WORK ITEM | Look through the lines below, find those with the word "this", and copy them.

MATERIALS PROVIDED |
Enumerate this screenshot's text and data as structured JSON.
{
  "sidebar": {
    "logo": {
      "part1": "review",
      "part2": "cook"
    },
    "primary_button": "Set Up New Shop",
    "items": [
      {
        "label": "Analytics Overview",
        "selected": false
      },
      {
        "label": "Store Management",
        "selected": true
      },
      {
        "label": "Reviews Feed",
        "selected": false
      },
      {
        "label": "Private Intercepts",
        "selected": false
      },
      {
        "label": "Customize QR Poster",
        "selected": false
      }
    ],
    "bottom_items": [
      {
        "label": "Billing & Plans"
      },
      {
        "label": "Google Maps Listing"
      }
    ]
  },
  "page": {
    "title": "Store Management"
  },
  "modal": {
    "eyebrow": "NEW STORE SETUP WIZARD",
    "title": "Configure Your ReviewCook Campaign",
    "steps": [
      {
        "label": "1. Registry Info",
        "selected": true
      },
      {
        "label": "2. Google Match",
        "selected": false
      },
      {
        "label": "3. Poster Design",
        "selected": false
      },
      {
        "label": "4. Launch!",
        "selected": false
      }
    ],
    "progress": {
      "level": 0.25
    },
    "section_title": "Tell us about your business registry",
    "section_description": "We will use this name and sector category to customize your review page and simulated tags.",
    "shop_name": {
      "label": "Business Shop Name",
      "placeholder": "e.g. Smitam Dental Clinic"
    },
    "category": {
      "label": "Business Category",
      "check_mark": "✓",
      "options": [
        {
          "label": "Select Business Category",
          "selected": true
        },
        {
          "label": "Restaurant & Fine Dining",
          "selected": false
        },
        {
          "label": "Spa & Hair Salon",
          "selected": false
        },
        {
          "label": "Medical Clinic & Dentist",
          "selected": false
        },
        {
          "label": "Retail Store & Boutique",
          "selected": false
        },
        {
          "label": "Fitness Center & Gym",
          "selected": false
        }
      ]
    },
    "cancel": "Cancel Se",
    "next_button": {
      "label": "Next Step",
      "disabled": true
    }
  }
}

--

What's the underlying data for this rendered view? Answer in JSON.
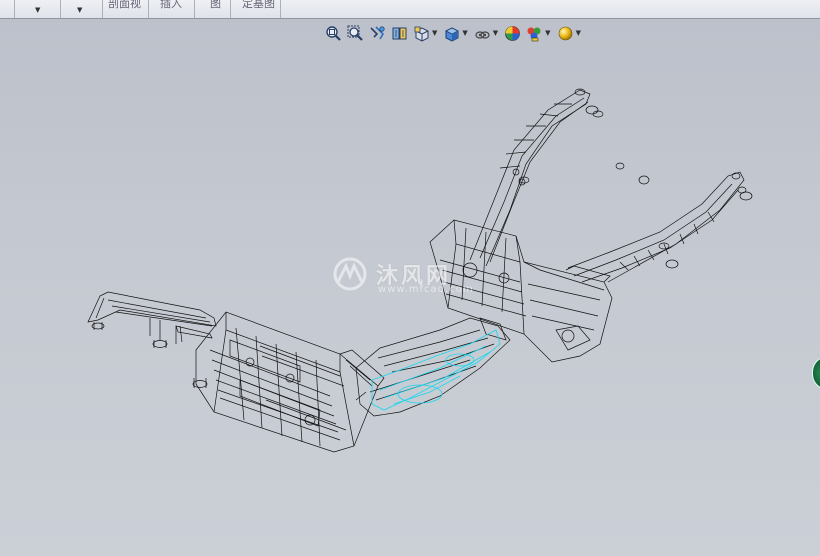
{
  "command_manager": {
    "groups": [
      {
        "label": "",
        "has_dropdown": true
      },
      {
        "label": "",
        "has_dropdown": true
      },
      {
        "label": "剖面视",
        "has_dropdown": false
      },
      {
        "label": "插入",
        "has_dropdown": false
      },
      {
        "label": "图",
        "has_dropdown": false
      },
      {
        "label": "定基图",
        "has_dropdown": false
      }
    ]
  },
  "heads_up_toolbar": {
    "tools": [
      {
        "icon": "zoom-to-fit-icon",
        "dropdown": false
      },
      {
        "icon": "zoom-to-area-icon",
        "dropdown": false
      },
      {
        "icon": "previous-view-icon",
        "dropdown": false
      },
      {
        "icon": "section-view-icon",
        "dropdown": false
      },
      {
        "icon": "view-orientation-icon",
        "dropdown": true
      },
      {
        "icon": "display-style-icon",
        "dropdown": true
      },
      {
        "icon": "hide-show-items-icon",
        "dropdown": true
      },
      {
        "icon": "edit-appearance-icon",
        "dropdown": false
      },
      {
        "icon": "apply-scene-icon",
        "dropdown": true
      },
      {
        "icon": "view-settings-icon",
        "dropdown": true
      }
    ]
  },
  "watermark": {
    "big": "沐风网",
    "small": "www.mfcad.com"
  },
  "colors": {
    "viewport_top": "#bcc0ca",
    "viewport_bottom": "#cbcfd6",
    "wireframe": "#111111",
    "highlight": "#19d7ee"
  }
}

COMPLETED TASK |
Enumerate this screenshot's text and data as structured JSON.
    "section_description": "We will use this name and sector category to customize your review page and simulated tags.",
What's the underlying data for this rendered view? Answer in JSON.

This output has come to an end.